- [Dataset rows describing interfaces]:
***

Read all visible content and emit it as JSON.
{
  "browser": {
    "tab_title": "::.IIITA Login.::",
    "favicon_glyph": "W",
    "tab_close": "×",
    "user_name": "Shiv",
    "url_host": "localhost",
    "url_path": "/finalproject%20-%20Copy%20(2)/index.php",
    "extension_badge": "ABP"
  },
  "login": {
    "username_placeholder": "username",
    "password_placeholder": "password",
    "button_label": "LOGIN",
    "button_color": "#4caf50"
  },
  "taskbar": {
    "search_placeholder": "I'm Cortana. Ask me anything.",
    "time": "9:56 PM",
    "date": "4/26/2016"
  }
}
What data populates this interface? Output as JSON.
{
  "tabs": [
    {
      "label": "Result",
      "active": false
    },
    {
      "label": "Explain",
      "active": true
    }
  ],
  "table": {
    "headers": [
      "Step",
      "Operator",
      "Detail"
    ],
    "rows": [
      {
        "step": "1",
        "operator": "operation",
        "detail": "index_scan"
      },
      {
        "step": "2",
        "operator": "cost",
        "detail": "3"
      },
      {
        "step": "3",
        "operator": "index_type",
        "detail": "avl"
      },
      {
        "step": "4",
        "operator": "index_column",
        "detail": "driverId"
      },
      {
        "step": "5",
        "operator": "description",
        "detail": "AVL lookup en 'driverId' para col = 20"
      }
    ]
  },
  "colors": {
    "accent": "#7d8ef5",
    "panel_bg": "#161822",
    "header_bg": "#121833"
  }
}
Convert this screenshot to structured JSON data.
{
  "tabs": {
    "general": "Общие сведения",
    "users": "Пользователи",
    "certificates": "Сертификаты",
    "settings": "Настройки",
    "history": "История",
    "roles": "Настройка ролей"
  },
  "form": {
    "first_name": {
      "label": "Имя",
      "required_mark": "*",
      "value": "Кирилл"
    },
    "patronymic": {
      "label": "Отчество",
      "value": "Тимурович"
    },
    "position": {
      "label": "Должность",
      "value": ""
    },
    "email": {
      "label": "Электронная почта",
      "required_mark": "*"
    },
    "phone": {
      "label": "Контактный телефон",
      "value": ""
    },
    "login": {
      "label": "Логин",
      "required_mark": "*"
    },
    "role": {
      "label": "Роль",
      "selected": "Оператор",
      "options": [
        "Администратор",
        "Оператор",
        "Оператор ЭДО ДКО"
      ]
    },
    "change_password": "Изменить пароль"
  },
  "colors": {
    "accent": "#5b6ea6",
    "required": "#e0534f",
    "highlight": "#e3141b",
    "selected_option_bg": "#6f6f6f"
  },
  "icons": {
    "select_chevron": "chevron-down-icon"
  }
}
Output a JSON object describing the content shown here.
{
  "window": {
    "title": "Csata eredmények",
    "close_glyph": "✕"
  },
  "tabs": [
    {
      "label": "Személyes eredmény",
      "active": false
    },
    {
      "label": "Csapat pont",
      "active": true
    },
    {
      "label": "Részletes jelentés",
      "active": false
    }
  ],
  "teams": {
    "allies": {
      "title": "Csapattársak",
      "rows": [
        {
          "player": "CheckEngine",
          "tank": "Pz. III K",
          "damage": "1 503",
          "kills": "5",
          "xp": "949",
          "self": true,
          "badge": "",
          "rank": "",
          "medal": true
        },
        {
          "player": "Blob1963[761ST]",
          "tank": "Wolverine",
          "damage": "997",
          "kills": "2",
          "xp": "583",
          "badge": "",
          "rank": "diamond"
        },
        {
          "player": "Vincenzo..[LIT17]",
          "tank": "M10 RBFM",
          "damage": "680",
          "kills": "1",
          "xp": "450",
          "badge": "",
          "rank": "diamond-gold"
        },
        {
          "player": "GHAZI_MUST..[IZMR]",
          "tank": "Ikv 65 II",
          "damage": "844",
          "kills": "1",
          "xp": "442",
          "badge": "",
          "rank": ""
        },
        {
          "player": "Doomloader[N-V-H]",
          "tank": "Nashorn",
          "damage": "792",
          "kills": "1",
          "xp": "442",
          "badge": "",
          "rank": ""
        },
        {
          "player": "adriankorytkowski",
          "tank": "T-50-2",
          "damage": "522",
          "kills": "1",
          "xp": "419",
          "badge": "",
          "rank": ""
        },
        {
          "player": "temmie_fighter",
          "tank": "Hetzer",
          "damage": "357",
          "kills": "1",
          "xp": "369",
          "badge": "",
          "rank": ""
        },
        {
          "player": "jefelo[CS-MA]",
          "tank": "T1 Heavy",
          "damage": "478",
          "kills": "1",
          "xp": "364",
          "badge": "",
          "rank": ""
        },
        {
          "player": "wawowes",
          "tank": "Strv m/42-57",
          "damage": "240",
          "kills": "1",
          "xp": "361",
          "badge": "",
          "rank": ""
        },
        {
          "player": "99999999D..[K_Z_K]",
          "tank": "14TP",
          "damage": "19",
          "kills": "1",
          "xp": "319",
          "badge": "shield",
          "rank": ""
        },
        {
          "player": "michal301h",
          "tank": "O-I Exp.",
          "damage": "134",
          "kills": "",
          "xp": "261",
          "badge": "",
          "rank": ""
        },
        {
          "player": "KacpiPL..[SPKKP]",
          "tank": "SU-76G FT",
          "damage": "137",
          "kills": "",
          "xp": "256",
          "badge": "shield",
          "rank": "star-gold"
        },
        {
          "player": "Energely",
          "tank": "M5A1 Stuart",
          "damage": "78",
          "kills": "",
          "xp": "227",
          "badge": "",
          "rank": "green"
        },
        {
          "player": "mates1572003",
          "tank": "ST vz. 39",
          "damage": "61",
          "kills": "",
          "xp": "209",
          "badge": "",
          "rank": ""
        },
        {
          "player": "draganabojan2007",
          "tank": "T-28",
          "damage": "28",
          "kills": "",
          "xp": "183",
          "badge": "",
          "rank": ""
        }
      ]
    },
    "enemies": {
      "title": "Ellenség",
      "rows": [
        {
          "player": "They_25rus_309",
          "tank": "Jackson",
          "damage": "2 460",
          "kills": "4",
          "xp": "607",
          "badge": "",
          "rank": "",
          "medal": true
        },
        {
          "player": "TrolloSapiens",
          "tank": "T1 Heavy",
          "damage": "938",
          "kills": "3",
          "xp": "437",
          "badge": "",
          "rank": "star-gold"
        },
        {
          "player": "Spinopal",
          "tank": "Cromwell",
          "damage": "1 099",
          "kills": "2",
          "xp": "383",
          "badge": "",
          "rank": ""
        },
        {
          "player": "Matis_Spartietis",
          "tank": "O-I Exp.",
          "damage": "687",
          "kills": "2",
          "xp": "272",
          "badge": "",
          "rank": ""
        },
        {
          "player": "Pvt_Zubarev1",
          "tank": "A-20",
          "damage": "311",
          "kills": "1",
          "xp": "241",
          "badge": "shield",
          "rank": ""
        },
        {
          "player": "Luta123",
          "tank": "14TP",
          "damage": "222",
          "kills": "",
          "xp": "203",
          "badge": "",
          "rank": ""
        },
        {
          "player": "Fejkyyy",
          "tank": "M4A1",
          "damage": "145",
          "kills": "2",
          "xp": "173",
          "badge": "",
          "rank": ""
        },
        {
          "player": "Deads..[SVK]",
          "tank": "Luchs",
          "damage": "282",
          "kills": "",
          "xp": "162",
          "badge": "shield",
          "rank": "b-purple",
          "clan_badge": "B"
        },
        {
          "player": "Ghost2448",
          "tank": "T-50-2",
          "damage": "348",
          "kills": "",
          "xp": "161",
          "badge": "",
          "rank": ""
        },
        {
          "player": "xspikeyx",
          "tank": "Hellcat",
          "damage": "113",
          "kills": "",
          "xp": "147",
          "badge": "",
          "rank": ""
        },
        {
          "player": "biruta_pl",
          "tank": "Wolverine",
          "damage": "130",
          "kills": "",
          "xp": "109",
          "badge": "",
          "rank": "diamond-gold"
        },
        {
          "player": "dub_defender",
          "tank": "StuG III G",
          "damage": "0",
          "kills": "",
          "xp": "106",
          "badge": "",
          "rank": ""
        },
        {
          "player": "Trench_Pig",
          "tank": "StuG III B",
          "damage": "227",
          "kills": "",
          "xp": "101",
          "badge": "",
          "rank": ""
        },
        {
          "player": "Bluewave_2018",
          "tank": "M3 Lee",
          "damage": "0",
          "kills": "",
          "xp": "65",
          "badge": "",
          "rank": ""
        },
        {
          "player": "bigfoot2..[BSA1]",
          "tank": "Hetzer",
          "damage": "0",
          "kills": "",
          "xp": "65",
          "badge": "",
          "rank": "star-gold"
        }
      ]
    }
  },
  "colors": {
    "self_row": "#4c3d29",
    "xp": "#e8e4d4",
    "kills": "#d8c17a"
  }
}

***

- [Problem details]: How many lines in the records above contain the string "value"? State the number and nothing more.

- [Result]: 4